◆ **The problem**
Which lines below hold the word "location"? Report each one.

Records from a data source

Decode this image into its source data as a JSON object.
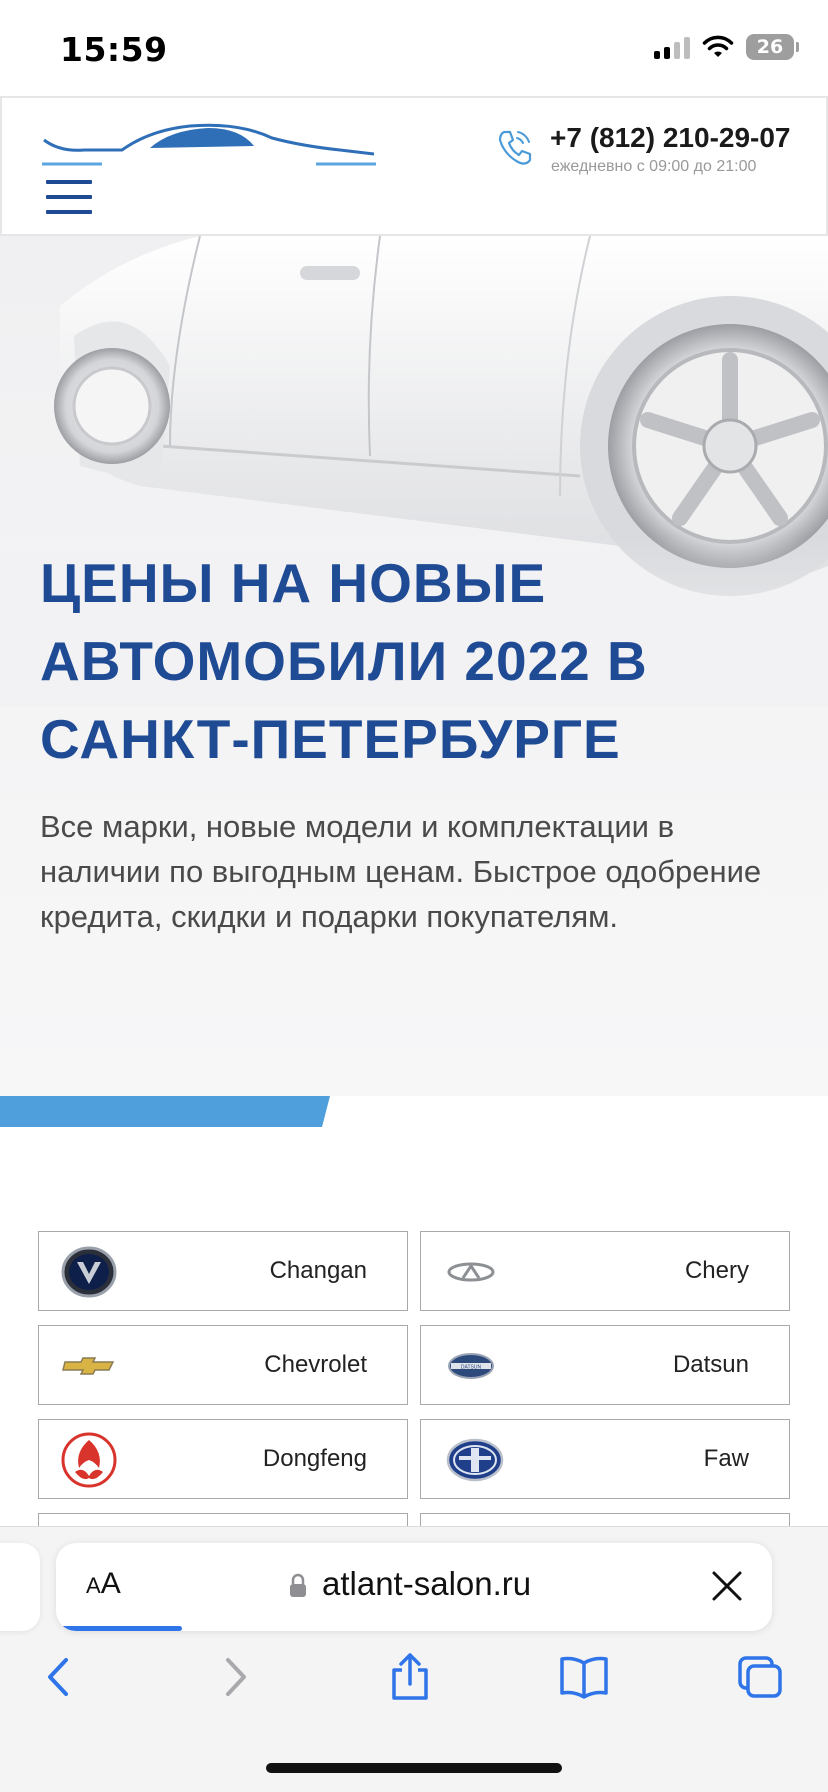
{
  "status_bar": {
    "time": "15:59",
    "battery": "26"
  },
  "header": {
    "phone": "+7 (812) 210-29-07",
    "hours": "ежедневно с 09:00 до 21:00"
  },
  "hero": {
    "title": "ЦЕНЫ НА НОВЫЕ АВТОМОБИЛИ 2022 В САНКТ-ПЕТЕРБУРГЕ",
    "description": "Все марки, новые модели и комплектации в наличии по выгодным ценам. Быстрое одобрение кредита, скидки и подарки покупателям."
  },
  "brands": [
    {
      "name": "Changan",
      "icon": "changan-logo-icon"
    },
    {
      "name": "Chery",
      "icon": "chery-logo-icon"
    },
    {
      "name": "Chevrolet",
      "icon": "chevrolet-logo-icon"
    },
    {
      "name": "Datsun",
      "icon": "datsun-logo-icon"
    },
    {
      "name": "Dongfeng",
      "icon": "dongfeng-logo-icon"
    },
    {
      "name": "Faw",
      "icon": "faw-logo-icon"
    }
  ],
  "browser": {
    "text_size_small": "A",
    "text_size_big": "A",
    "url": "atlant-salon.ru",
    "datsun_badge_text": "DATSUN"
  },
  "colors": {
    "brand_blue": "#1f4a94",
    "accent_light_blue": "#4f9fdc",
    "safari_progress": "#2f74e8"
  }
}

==

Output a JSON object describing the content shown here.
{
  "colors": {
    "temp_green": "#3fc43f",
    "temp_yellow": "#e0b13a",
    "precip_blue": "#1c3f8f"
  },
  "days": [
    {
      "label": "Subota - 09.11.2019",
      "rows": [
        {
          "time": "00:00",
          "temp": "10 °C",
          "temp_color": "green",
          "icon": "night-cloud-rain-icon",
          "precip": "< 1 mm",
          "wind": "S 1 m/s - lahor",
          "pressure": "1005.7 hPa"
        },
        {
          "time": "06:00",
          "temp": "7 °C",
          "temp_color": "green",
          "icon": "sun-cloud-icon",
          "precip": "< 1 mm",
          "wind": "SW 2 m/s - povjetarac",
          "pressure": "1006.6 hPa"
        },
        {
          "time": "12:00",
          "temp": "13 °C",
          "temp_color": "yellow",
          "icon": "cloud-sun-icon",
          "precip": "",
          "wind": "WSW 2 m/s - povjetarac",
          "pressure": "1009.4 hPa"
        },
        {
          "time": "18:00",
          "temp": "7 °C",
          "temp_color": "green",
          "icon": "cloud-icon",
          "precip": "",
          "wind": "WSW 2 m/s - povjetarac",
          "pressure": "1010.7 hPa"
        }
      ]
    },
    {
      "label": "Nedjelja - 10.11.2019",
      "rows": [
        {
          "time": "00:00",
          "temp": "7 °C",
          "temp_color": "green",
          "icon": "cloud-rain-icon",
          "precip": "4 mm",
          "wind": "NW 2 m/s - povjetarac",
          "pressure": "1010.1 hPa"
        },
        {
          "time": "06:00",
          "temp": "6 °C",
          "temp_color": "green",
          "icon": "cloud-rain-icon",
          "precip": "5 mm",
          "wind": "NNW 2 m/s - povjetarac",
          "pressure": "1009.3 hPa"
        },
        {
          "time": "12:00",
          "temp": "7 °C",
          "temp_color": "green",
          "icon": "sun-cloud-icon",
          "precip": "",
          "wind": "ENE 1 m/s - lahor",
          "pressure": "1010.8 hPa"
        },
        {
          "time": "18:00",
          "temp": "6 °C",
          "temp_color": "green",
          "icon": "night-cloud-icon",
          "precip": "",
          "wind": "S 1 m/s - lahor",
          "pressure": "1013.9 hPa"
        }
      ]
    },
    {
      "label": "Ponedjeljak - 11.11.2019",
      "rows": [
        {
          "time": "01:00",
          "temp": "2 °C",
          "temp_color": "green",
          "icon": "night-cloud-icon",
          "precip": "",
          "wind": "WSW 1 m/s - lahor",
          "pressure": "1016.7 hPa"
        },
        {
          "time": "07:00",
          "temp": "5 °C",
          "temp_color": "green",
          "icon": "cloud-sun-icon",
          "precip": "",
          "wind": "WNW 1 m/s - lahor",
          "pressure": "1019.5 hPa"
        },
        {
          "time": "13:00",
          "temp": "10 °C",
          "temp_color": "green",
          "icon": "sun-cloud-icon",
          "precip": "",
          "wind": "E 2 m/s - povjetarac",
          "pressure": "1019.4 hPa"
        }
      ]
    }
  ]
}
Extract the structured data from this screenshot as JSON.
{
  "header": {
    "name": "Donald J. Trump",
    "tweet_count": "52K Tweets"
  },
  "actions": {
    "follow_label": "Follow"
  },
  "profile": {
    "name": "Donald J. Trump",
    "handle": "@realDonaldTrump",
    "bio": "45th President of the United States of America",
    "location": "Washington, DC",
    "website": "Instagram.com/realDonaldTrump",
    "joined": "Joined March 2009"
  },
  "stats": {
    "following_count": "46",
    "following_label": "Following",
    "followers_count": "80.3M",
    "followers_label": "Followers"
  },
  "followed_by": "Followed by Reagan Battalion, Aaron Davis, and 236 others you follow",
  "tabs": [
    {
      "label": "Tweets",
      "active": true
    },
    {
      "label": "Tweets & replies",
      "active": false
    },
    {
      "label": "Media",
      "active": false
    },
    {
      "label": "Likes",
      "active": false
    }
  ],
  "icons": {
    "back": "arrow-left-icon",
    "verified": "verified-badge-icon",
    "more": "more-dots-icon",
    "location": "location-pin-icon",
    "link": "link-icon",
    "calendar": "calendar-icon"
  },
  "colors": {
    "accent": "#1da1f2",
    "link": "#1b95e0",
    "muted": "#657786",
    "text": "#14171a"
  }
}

◆ **Response area**
    "location": "Washington, DC",
    "location": "location-pin-icon",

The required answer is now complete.